Indicator: River eutrophication by phosphorus

A graph shows the distribution of total phosphorous quality classes (QC) II-III and below for 1982 to 2016. The proportion of higher exceedance (QC IV) has dropped markedly, that of lower exceedance (II-III) has risen sharply.Click to enlarge
Sampling sites which exceed the requirement for good status for total phosphorus
Source: German Environment Agency from data provided by the German Working Group on water issues of the Federal States and the Federal Government Figure as PDF

Table of Contents

 

At a glance

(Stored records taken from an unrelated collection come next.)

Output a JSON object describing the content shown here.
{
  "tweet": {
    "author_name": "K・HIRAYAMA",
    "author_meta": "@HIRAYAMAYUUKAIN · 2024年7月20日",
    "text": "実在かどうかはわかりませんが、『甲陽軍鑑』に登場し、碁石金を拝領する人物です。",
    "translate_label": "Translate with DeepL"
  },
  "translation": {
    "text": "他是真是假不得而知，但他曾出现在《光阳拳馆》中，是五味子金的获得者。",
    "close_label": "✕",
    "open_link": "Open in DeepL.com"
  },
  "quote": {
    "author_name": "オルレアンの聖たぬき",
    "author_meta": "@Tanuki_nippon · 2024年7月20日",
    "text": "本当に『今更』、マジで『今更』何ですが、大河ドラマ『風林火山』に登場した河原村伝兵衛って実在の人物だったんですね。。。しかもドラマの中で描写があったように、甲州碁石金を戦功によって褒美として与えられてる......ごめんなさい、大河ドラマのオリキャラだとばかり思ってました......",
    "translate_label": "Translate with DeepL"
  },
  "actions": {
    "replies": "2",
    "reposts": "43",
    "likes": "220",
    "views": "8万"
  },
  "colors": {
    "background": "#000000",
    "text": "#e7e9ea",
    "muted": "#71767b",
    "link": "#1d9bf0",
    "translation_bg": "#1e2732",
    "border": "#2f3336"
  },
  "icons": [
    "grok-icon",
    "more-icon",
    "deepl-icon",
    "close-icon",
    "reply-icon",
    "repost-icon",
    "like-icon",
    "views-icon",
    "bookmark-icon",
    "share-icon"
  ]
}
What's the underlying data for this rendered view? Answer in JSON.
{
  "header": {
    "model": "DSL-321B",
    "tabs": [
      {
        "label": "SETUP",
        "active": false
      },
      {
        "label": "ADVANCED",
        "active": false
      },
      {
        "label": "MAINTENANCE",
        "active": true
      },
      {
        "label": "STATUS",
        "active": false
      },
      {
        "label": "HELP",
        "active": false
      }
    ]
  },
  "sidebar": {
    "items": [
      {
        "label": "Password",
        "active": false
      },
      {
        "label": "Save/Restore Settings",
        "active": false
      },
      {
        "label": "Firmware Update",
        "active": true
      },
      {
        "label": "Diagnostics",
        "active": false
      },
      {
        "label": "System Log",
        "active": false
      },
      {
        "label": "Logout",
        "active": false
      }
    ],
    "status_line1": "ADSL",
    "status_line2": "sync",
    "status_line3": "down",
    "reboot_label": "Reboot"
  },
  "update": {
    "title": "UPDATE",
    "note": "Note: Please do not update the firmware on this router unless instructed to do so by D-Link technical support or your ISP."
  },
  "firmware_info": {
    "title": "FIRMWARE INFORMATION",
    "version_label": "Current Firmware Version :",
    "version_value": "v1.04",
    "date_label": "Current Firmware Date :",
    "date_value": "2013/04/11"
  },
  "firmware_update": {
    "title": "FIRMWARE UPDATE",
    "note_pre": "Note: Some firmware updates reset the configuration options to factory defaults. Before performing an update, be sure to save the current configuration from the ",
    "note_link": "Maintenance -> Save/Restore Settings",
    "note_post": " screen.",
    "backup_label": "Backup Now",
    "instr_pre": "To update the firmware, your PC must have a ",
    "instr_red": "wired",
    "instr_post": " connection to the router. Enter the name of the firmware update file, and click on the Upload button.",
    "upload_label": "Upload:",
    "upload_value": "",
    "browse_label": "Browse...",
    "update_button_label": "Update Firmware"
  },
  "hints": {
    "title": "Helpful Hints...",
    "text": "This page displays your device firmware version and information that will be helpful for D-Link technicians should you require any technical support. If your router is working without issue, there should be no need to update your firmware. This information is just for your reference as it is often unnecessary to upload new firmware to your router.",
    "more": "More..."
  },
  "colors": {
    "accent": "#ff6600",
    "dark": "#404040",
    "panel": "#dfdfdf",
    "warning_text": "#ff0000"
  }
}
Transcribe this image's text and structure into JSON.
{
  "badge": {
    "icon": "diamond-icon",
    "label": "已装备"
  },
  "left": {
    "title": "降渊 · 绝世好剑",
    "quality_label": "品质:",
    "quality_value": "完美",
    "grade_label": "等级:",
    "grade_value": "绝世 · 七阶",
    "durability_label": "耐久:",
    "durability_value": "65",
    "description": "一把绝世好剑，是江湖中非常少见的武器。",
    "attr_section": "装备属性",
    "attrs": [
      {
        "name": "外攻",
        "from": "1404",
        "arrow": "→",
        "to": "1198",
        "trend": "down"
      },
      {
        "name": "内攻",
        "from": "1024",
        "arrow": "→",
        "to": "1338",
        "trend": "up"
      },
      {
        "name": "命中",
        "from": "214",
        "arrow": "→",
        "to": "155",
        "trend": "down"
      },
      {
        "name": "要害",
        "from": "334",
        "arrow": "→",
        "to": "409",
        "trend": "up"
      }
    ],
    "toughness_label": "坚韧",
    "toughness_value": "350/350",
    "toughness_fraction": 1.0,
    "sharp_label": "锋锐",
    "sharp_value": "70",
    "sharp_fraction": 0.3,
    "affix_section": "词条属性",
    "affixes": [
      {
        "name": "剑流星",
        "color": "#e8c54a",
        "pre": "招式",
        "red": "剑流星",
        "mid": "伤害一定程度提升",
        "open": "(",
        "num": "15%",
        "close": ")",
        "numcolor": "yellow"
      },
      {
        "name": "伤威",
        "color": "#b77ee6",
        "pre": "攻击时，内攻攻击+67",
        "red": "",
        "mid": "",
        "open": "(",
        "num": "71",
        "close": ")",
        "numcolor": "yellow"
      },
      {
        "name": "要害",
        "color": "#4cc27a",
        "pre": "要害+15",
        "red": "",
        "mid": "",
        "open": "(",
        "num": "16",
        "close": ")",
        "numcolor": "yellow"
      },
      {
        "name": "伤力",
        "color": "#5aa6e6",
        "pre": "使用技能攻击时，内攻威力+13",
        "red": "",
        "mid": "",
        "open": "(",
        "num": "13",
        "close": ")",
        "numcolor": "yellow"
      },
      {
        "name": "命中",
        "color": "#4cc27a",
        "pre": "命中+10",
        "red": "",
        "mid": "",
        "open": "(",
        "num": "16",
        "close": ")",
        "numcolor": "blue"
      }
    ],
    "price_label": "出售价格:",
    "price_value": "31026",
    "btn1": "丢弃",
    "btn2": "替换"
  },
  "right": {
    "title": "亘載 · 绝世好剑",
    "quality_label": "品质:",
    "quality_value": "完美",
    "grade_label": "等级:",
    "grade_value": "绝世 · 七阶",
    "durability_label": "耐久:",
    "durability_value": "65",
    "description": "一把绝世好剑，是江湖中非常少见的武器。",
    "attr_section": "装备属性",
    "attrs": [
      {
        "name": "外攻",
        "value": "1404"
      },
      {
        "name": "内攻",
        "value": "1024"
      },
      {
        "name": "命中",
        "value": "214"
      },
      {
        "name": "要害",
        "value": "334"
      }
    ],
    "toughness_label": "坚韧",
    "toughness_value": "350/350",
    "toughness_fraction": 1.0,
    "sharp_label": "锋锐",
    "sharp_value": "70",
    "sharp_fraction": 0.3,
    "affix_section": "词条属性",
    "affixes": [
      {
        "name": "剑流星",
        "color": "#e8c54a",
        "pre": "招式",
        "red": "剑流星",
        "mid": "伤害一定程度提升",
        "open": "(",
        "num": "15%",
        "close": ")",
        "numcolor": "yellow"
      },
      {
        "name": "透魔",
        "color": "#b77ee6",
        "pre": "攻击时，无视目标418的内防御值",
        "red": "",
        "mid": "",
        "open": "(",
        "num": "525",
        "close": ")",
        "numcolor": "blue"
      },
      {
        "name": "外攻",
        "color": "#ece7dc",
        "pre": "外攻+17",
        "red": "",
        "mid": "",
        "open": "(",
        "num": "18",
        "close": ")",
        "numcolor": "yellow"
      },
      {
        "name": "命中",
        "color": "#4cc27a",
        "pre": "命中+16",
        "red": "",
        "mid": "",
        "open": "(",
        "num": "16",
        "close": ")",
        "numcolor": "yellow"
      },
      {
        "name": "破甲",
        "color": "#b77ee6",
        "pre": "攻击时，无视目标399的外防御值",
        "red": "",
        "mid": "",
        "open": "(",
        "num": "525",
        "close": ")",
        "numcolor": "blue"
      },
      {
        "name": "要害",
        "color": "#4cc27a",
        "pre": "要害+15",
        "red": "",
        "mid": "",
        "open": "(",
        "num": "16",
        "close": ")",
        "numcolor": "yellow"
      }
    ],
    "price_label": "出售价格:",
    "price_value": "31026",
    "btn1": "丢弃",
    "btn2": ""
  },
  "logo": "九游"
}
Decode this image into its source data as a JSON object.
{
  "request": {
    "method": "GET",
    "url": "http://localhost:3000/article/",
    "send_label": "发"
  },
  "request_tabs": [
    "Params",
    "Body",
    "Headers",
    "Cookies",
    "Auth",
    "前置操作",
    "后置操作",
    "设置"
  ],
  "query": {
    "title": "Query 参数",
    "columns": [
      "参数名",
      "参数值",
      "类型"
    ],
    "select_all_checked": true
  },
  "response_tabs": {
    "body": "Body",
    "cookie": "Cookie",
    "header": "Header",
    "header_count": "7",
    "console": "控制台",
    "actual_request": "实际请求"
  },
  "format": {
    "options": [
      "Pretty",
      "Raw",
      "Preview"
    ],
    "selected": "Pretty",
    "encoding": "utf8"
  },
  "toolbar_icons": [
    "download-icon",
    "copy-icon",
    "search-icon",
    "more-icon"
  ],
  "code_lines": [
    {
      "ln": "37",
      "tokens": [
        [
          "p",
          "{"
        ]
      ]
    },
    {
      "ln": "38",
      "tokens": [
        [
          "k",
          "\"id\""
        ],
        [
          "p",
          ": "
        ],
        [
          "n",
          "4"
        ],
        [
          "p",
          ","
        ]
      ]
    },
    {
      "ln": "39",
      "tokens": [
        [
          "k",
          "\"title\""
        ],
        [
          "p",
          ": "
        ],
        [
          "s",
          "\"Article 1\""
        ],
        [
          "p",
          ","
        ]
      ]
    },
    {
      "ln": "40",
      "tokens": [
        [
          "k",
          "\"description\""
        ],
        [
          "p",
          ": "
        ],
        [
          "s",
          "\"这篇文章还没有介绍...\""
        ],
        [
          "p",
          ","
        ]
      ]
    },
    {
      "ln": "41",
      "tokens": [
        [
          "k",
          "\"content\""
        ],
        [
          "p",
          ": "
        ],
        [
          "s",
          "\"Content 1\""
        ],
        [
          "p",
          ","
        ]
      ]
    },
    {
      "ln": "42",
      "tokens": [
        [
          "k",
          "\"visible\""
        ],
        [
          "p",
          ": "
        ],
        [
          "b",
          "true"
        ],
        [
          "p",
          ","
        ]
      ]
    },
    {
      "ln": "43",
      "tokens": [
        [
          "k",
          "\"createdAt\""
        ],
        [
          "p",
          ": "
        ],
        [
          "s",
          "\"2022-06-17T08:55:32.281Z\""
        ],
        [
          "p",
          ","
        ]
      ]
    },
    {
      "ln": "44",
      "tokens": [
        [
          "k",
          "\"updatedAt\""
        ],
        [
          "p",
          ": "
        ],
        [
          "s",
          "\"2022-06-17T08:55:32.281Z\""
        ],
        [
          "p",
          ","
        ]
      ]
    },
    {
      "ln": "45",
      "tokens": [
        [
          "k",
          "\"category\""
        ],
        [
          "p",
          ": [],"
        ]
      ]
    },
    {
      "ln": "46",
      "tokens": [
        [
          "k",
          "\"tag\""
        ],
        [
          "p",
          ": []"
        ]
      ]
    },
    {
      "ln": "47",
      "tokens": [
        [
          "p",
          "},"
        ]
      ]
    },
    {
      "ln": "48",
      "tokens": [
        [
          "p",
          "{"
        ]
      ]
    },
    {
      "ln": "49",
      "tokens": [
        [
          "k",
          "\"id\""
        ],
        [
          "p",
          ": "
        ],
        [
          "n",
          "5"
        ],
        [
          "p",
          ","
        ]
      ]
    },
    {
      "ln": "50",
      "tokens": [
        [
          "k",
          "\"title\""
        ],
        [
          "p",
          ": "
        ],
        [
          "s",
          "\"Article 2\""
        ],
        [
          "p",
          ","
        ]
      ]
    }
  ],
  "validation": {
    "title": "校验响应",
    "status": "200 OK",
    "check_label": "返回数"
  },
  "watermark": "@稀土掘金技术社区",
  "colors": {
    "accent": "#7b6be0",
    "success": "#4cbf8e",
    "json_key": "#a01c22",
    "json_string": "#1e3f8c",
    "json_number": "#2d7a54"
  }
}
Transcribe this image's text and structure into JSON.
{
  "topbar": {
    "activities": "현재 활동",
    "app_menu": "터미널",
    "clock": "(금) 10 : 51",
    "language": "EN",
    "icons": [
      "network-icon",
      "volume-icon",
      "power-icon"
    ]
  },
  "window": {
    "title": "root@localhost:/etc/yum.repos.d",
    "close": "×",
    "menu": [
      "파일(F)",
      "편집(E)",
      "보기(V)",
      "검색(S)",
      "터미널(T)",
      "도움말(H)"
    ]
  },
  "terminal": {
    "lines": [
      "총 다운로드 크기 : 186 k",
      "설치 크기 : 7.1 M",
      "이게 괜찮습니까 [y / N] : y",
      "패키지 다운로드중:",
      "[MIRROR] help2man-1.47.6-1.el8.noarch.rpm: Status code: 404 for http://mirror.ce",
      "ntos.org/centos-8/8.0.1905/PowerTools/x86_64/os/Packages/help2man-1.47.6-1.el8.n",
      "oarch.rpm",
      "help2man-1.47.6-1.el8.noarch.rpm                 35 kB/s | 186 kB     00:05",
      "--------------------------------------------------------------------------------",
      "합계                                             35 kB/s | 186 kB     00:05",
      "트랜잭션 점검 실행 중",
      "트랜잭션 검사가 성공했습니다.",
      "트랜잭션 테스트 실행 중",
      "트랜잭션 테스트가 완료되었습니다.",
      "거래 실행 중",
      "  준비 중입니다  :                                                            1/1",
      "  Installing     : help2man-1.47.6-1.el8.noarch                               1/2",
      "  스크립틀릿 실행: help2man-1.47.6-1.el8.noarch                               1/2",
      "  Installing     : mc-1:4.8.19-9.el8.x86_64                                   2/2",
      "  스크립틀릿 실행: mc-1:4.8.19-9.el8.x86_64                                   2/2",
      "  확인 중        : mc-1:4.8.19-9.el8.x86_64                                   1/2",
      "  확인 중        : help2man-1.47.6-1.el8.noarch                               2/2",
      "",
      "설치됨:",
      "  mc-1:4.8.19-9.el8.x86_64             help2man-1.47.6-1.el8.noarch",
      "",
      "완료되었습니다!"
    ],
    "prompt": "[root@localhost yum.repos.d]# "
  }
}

  • Elevated phosphorus concentrations are recorded at almost two thirds of all river measurement stations.
  • This proportion has declined by around one-fifth since the beginning of the 1980s. Very high levels of pollution are very rare nowadays.
  • The Federal Government's aim is to meet the requirements for good status for phosphorous in all water bodies by 2030 at the latest.
  • This primarily requires a change in fertiliser practices in agriculture. Small sewage treatment plants also need to remove phosphorus in accordance with current technology.
 

Environmental importance

The term ‘eutrophic’ comes from Greek (eu trophos) and means ‘well fed’. Eutrophication is caused by human activities which lead to an accumulation of nutrients in previously nutrient-poor water bodies. Algae and water plants can then become overabundant and deprive other species of plants, many microorganisms and animals of essential resources.

Germany's water bodies are not in a good status. One of the biggest problems is the eutrophication of water bodies (cf. indicators of the ecological status of rivers, lakes and seas). The key factor when determining the degree of eutrophication is pollution by phosphorus. According to the ‘law of the minimum’, the growth of organisms is restricted primarily by the resource in shortest supply. In the case of algae and water plants, in most water bodies this is phosphorous.

 

Assessing the development

At the beginning of the 1980s excessive phosphorus concentrations were measured at over 80 % of sampling sites. In 2016 this proportion was still almost two thirds. However, if the poorer quality classes are considered, then a noticeable improvement can be seen. The proportion of sampling sites where the requirement for phosphorus was exceeded by a maximum of twice the value (quality class II-III) rose from 12 % to almost 57 % between 1982 and 2016. The worse classes declined accordingly. This improvement is mainly the result of introducing phosphate-free washing powders and phosphate precipitation in the larger sewage treatment plants.

According to the European Water Framework Directive (EU Directive 2000/60/EC), all water bodies must achieve a good ecological status by 2027. In Germany almost two thirds of water bodies have concentrations of phosphorus which are too high to meet this requirement. In order to remedy this, fertilising practices in agriculture need to change. Small sewage treatment plants also need to remove phosphorus using state-of-the-art technology. This is already happening in the bigger plants. According to the German Sustainable Development Strategy, the requirements for good status for phosphorus need to be met by 2030 at the latest (Federal Government 2016).

 

Methodology

The Federal States send measurements to the German Environment Agency from approximately 250 representative sampling sites. The 3-year mean phosphorous concentration is calculated for each sampling site for classification into a water quality class. This value is compared with the concentration which should not be exceeded for good ecological status in each of the types of water body. Details are regulated in the Surface Waters Ordinance (cf. water protection policy in Germany). The indicator gives the proportion of sampling sites which have a water quality less than ’good’ (Class II) in terms of total phosphorus.